Well, now I say — “Jeremiah was a prophet — he is a good friend of mine — he is a companion for disruptive times.” Jeremiah’s life spanned one of the most troublesome times in Hebrew history. The time leading up to the fall of Jerusalem in 587 BCE, followed by the Babylonian exile. Everything that could go wrong, did go wrong. And Jeremiah was in the middle of it. He lived it. He felt it. He struggled to remain faithful. He agonized, dealt with depression, and yet shared hope as well. 
For the next several Sundays, we will be in the book of Jeremiah. I encourage you to look at these passages and maybe the whole book. 
August 25 — Jeremiah 1: 4 – 10 — The Call
September 1 — Jeremiah 2: 4 – 13 — Hard Words
September 8 — Jeremiah 18: 1 – 11 — What Are the Purposes of God?
September 15 — Jeremiah 4:11 – 12, 22 – 28 — National Foolishness
September 22 — Jeremiah 8:18 – 9:1 — The Weeping Prophet
September 29 — Jeremiah 32: 1 – 3a, 6 – 15 — Investing in an Uncertain Future
We are living in difficult, uncertain times. Nice to have a friend like Jeremiah to journey with us. See you in worship.

An Award ?

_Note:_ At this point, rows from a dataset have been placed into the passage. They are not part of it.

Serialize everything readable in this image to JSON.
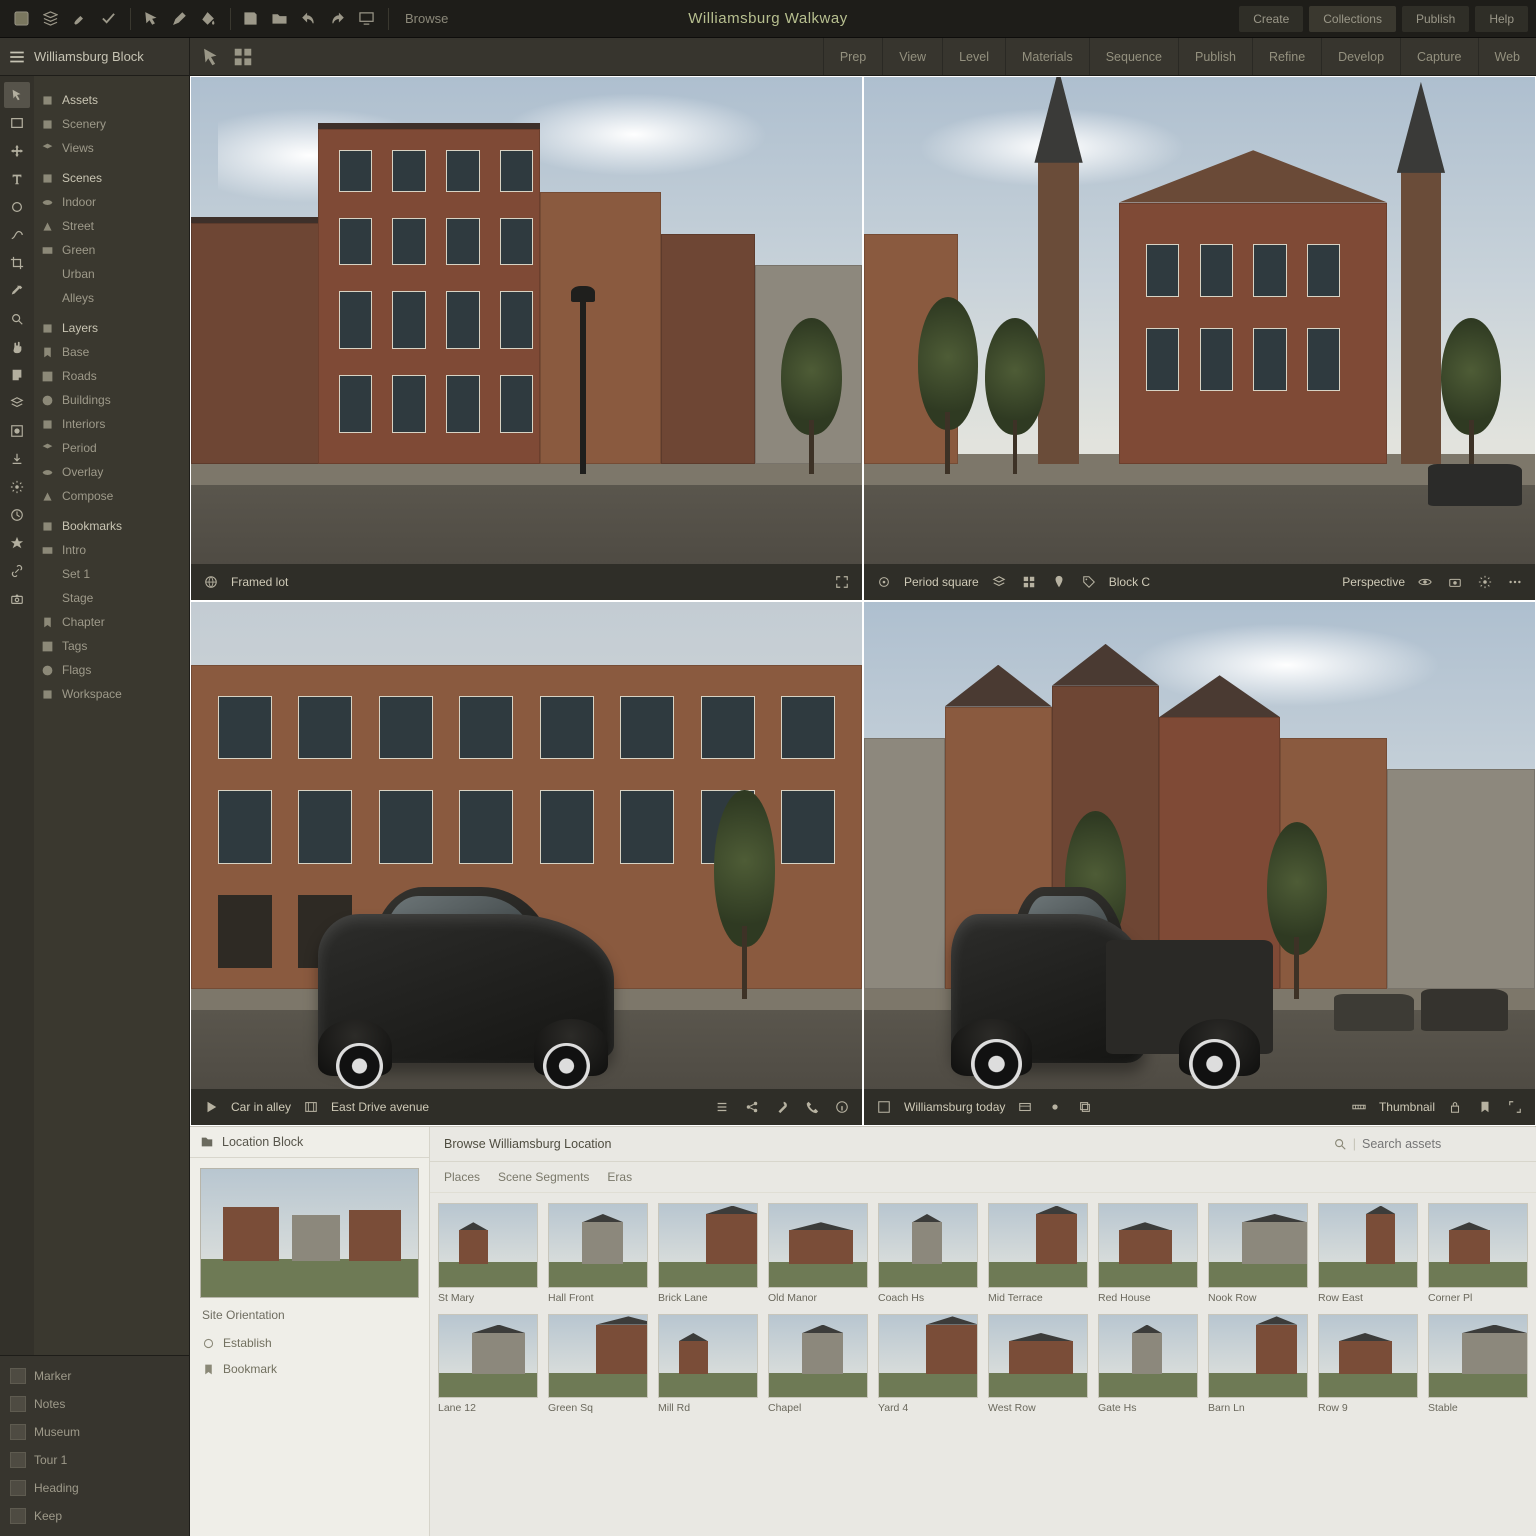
{
  "app_title": "Williamsburg Walkway",
  "top_right": [
    "Create",
    "Collections",
    "Publish",
    "Help"
  ],
  "topbar_label": "Browse",
  "crumb_title": "Williamsburg Block",
  "crumb_tabs": [
    "Prep",
    "View",
    "Level",
    "Materials",
    "Sequence",
    "Publish",
    "Refine",
    "Develop",
    "Capture",
    "Web"
  ],
  "sidebar": {
    "groups": [
      {
        "title": "Assets",
        "items": [
          "Scenery",
          "Views"
        ]
      },
      {
        "title": "Scenes",
        "items": [
          "Indoor",
          "Street",
          "Green",
          "Urban",
          "Alleys"
        ]
      },
      {
        "title": "Layers",
        "items": [
          "Base",
          "Roads",
          "Buildings",
          "Interiors",
          "Period",
          "Overlay",
          "Compose"
        ]
      },
      {
        "title": "Bookmarks",
        "items": [
          "Intro",
          "Set 1",
          "Stage",
          "Chapter",
          "Tags",
          "Flags",
          "Workspace"
        ]
      }
    ]
  },
  "left_lower": [
    "Marker",
    "Notes",
    "Museum",
    "Tour 1",
    "Heading",
    "Keep"
  ],
  "cells": [
    {
      "caption": "Framed lot",
      "meta": ""
    },
    {
      "caption": "Period square",
      "meta": "Block C",
      "extra": "Perspective"
    },
    {
      "caption": "Car in alley",
      "meta": "East Drive avenue"
    },
    {
      "caption": "Williamsburg today",
      "meta": "Thumbnail"
    }
  ],
  "browser": {
    "left_title": "Location Block",
    "left_caption": "Site Orientation",
    "left_rows": [
      "Establish",
      "Bookmark"
    ],
    "head_title": "Browse Williamsburg Location",
    "segments": [
      "Places",
      "Scene Segments",
      "Eras"
    ],
    "search_placeholder": "Search assets",
    "thumbs": [
      "St Mary",
      "Hall Front",
      "Brick Lane",
      "Old Manor",
      "Coach Hs",
      "Mid Terrace",
      "Red House",
      "Nook Row",
      "Row East",
      "Corner Pl",
      "Lane 12",
      "Green Sq",
      "Mill Rd",
      "Chapel",
      "Yard 4",
      "West Row",
      "Gate Hs",
      "Barn Ln",
      "Row 9",
      "Stable"
    ]
  }
}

Yesterday I found myself grouchy and irritated all day by people. It was just one of those days. Then in the evening I went over to Sun Street Center for their awards night. One of the things they do is recognize and celebrate people who have reached a certain number of days, months, and years of sobriety. A young man greeted me by name. I did not recognize him at first. I looked carefully and I knew him. This young man had been strung out and sleeping in the bushes around the church a few months ago. Now he is clean and sober, a few pounds heavier, with a big smile for what he has accomplished by God’s grace. It brought tears to my eyes. 
Then our Operations Manager, Greg Fenton was presented with an award for his service to the community. I felt joy to hear Greg speak of his recovery being connected to the work of our church and how he has grown in spirituality and service. There was great joy in the room as stories of healing and recovery were shared. 
As we were driving back to the church, Greg reminded me that today one of our Core Volunteers had reached one year of sobriety. I felt bad that I had forgotten to congratulate and celebrate with her. Sometimes we get so focused on being irritated with what people aren’t doing that we miss the miracles that are happening right under our noses.
Once again a lesson on how to be a better human being. Notice what people are doing and the miracles right under our noses. Thanks be to God!

Pastor Steve Lundin